For some taxpayers, the time may come when the IRS audits their income tax return.
There are two solutions taxpayers can take. One is to challenge the IRS’s proposed assessment in Tax Court or pay the amount, file a refund request. If rejected, taxpayers can file a refund suit challenging it in federal district court or the court of federal claims. But since court time is time-consuming, taxpayers often choose the secondary solution: confront the IRS Office of Appeals.
To dispute the revenue agent’s assessment, the taxpayer must file and write a logical and legal appeal that fights against the Revenue Agent Report within 30 days of the notice. This process allows the taxpayer the chance to overturn the IRS’s decision.

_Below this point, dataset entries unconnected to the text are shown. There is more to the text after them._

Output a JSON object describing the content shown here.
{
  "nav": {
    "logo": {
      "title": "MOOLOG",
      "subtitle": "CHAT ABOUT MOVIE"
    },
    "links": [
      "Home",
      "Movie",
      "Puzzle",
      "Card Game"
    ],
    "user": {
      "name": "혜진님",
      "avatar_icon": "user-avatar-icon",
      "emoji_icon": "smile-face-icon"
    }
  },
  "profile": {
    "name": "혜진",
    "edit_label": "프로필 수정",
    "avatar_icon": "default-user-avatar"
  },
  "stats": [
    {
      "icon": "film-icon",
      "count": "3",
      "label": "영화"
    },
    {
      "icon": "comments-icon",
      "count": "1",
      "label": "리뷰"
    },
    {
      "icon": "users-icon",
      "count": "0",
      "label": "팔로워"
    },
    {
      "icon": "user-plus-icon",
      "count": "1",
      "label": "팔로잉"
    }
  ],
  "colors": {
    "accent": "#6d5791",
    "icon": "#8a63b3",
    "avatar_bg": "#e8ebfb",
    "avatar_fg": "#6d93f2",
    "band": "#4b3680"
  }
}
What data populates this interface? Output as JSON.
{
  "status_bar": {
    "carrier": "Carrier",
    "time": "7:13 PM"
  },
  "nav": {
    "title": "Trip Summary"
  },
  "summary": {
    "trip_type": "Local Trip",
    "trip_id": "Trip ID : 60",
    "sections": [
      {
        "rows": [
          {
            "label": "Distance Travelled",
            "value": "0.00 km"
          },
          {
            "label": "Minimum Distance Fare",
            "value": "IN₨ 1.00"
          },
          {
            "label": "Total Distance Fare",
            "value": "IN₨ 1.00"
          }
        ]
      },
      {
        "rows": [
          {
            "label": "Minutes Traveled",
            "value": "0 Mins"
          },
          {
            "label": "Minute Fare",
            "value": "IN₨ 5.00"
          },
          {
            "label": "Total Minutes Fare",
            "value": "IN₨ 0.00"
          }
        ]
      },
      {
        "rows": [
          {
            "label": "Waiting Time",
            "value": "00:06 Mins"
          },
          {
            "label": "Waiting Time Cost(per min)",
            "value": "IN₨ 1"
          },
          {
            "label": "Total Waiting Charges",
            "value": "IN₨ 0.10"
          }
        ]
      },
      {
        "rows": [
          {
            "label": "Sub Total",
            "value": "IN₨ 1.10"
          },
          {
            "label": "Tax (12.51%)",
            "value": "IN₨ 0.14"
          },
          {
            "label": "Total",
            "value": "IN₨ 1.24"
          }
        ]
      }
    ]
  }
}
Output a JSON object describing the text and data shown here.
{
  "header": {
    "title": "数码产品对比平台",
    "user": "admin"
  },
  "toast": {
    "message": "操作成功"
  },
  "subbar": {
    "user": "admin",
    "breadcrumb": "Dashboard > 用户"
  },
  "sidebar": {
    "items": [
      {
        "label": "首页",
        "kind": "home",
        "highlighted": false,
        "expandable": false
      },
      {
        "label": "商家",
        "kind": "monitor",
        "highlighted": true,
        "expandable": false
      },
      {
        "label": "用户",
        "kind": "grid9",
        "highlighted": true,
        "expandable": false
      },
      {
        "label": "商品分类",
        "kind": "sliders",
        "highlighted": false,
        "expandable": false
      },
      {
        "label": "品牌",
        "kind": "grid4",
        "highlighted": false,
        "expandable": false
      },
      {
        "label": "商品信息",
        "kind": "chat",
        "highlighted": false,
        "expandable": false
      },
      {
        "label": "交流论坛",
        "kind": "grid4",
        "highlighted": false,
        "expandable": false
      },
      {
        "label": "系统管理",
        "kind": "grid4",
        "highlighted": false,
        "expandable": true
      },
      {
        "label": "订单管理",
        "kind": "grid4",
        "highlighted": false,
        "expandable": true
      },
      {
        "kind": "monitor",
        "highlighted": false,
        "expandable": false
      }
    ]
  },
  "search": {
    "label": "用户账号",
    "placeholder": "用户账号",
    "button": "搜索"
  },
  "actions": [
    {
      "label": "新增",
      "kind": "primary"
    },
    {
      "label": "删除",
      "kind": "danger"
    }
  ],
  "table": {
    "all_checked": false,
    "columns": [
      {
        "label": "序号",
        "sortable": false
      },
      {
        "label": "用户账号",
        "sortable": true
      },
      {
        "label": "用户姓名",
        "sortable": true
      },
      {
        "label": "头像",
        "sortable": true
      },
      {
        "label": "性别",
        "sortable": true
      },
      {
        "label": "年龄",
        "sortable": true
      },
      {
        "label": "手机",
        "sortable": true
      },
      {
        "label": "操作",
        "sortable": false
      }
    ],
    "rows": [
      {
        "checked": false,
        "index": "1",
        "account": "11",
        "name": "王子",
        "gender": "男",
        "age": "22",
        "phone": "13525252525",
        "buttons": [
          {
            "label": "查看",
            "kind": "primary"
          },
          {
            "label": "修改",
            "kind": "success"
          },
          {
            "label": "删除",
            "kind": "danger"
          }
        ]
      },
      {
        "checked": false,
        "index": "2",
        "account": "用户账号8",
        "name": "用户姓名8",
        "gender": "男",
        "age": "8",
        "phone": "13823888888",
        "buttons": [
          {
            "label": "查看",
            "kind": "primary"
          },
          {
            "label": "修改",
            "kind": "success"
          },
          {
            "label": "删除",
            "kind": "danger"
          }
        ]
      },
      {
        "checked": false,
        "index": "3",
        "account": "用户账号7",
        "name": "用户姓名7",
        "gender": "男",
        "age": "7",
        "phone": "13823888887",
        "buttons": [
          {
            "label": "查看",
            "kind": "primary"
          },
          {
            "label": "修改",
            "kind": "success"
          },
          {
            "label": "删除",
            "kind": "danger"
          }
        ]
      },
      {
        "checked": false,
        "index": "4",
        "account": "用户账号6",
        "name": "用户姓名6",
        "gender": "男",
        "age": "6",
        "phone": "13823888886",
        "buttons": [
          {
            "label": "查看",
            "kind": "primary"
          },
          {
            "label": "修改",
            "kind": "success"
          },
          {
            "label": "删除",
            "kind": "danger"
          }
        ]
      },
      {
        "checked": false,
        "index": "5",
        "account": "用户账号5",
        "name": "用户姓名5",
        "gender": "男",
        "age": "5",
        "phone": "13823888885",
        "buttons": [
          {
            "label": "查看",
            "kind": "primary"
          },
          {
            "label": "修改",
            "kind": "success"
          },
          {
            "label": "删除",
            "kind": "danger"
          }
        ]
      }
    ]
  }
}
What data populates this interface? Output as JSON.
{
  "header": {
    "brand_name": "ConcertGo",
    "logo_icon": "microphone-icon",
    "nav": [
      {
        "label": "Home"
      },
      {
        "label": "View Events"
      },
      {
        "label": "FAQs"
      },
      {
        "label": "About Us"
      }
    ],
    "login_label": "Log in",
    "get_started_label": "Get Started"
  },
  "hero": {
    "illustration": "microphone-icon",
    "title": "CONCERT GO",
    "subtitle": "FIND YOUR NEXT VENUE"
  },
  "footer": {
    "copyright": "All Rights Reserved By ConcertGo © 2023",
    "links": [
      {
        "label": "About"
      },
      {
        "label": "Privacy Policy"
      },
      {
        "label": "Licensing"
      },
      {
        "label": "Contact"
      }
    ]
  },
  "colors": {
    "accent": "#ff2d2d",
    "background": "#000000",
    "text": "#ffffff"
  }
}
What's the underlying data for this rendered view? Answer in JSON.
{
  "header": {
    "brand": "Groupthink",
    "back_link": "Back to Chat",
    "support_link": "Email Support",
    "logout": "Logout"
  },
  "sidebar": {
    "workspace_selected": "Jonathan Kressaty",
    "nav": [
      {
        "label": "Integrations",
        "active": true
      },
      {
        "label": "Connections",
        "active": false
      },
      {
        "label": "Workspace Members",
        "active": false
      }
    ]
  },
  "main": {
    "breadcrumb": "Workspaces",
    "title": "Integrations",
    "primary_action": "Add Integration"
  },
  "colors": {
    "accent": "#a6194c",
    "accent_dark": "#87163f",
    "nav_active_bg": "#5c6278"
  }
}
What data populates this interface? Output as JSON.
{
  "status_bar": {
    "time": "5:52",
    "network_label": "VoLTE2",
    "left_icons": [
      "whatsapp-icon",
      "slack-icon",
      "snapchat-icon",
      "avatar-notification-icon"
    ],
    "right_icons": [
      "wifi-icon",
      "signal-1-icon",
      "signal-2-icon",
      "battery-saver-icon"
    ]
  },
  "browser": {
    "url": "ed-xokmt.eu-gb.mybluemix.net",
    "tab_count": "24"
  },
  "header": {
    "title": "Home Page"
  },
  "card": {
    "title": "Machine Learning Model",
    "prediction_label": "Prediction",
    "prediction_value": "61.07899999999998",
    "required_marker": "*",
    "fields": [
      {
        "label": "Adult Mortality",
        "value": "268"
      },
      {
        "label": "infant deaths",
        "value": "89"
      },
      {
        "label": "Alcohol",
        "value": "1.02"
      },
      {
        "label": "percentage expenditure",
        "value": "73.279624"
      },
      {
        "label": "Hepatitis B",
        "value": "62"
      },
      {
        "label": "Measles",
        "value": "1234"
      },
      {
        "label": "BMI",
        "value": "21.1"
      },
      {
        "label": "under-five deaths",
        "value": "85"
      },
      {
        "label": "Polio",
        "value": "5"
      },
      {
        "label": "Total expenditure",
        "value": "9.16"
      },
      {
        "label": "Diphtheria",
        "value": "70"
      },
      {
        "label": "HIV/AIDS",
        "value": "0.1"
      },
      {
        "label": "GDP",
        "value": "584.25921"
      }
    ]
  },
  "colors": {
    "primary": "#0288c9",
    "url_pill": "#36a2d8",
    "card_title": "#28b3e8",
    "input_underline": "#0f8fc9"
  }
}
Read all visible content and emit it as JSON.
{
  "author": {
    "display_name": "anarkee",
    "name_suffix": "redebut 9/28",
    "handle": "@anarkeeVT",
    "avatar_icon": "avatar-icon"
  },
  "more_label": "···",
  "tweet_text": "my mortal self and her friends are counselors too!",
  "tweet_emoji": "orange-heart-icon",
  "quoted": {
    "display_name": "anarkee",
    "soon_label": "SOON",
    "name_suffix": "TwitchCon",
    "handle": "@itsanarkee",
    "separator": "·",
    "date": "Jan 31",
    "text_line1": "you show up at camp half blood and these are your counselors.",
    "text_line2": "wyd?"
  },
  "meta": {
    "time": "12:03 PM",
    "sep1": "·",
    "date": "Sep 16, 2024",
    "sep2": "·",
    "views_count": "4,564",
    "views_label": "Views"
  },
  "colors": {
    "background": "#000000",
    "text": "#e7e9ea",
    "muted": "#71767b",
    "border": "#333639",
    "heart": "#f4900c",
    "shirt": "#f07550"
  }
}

While an ideal resolution is to win and owe no additional tax, the seriousness of the appeal must be written professionally and presented with supporting evidence in favor of their arguments.
In short, the taxpayer’s appeal must meet a list of the required information.
- Contact information of the taxpayer
- A descriptive statement explaining the reasoning behind the appeal of the proposed assessment
- A copy of the proposed changes
- Identification of tax periods or years
- A detailed list of changes the taxpayer does not agree with, reasons why, facts supporting their position, and legal authority the taxpayer relies on; and
- A signature to verify the disputes are true
POV from an appeals officer
When evaluating the appeal, the appeals officer will use judgment on the hazards of litigation. The officer will look into the credibility, interpret the taxpayer’s facts, determine whether their points are conflicting, inconsistent, incomplete or missing.
With all that in mind, the format of the appeal is also vital, as it should be visually appealing for the revenue agent. Taxpayers should consider including dividing sections with clear subtopic headings, detailed bulleted lists for each argument, and easy-to-follow diagrams and tables.
As with any written document served to government agencies for reviewing purposes, taxpayers must continuously edit their appeal to clear any chance of misinterpretations by the revenue agent. The appeals process lives on the basis of timeliness, so taxpayers should also avoid criticizing how their audit was misjudged and vilifying the appeals officer.
Not only does the taxpayer hold the intellectual and creative power to write and serve an exemplary appeal, but 85% of appeal cases are resolved within one year of request.
By identifying weaknesses against the revenue agent’s disagreements, providing copies of documents supporting all positions, citing and applying relevant laws of the Internal Revenue Code, a taxpayer will find this procedure advantageous in negotiating for improved legal rationalizations.